▸ **WORK ORDER**: Look through the material below. Copy each line that contains the string "name".

▸ **MATERIAL PROVIDED**:
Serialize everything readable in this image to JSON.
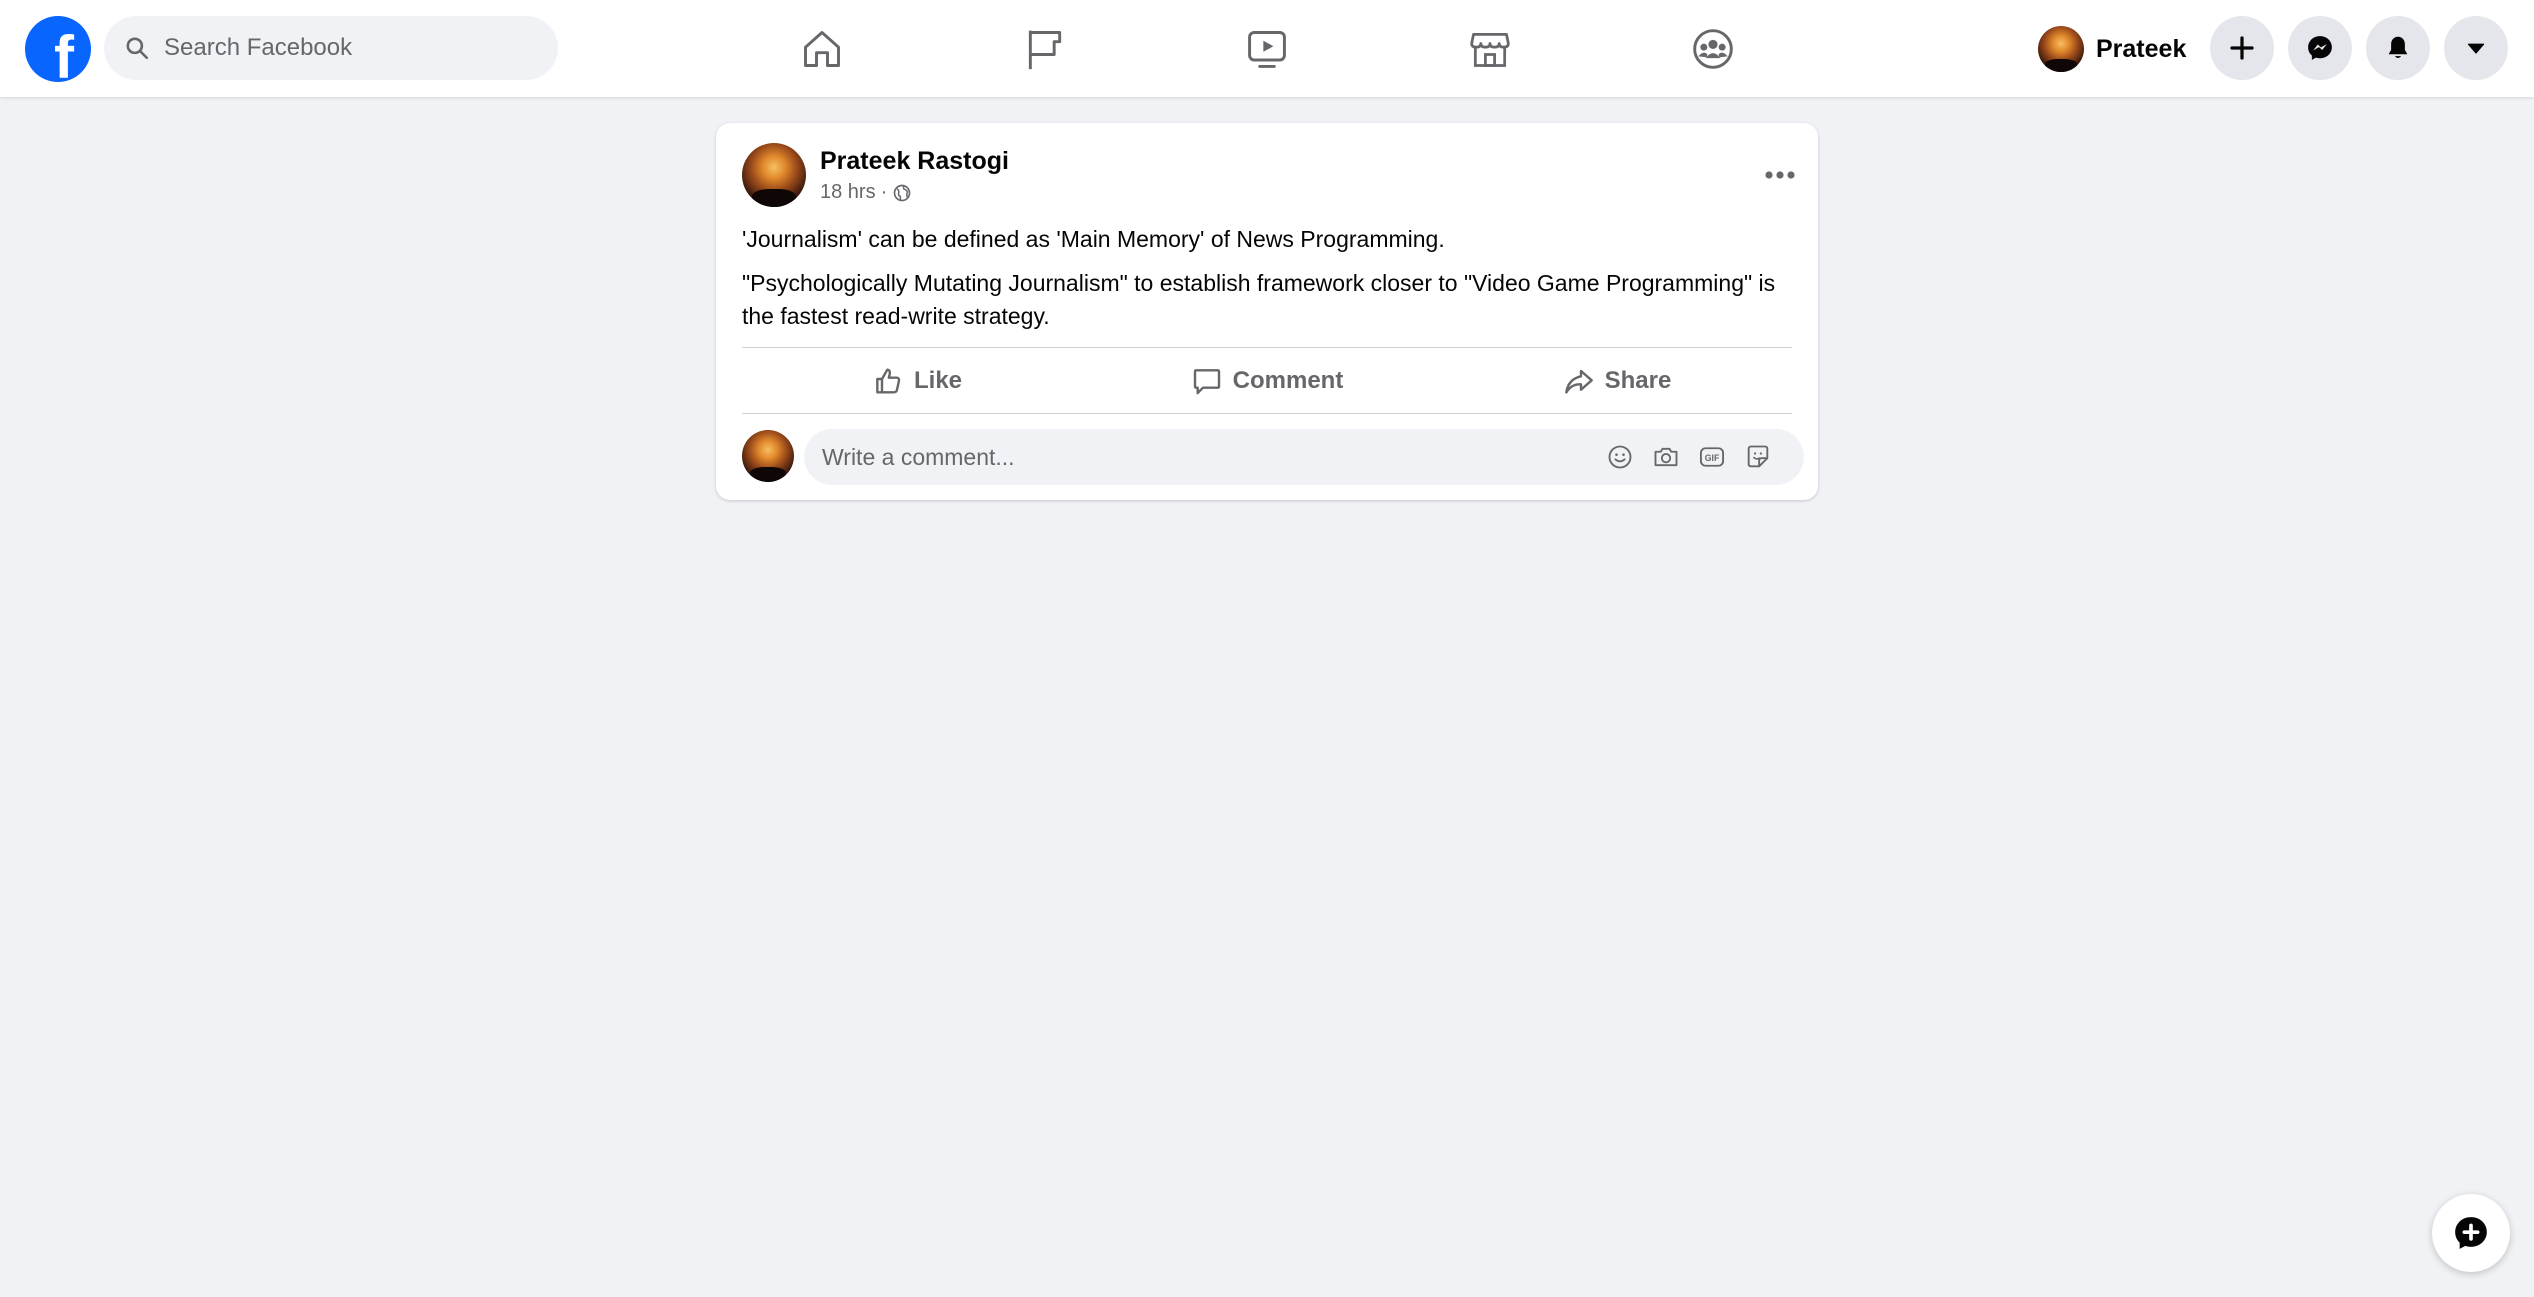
{
  "topbar": {
    "logo_icon": "facebook-logo",
    "search": {
      "placeholder": "Search Facebook",
      "value": ""
    },
    "nav_tabs": [
      {
        "name": "home",
        "icon": "home-icon"
      },
      {
        "name": "pages",
        "icon": "flag-icon"
      },
      {
        "name": "watch",
        "icon": "video-play-icon"
      },
      {
        "name": "marketplace",
        "icon": "store-icon"
      },
      {
        "name": "groups",
        "icon": "groups-icon"
      }
    ],
    "profile": {
      "name": "Prateek"
    },
    "actions": [
      {
        "name": "create",
        "icon": "plus-icon"
      },
      {
        "name": "messenger",
        "icon": "messenger-icon"
      },
      {
        "name": "notifications",
        "icon": "bell-icon"
      },
      {
        "name": "account",
        "icon": "caret-down-icon"
      }
    ]
  },
  "post": {
    "author": "Prateek Rastogi",
    "timestamp": "18 hrs",
    "separator": "·",
    "privacy_icon": "globe-icon",
    "paragraphs": [
      "'Journalism' can be defined as 'Main Memory' of News Programming.",
      "\"Psychologically Mutating Journalism\" to establish framework closer to \"Video Game Programming\" is the fastest read-write strategy."
    ],
    "actions": {
      "like": "Like",
      "comment": "Comment",
      "share": "Share"
    },
    "comment_box": {
      "placeholder": "Write a comment...",
      "value": "",
      "icons": [
        "emoji-icon",
        "camera-icon",
        "gif-icon",
        "sticker-icon"
      ]
    }
  },
  "floating": {
    "icon": "new-message-icon"
  },
  "colors": {
    "brand": "#0866ff",
    "background": "#f0f2f5",
    "surface": "#ffffff",
    "secondary_text": "#65676b",
    "primary_text": "#050505",
    "button_bg": "#e4e6eb"
  }
}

▸ **WRITTEN SOLUTION**:
        "name": "home",
        "name": "pages",
        "name": "watch",
        "name": "marketplace",
        "name": "groups",
      "name": "Prateek"
        "name": "create",
        "name": "messenger",
        "name": "notifications",
        "name": "account",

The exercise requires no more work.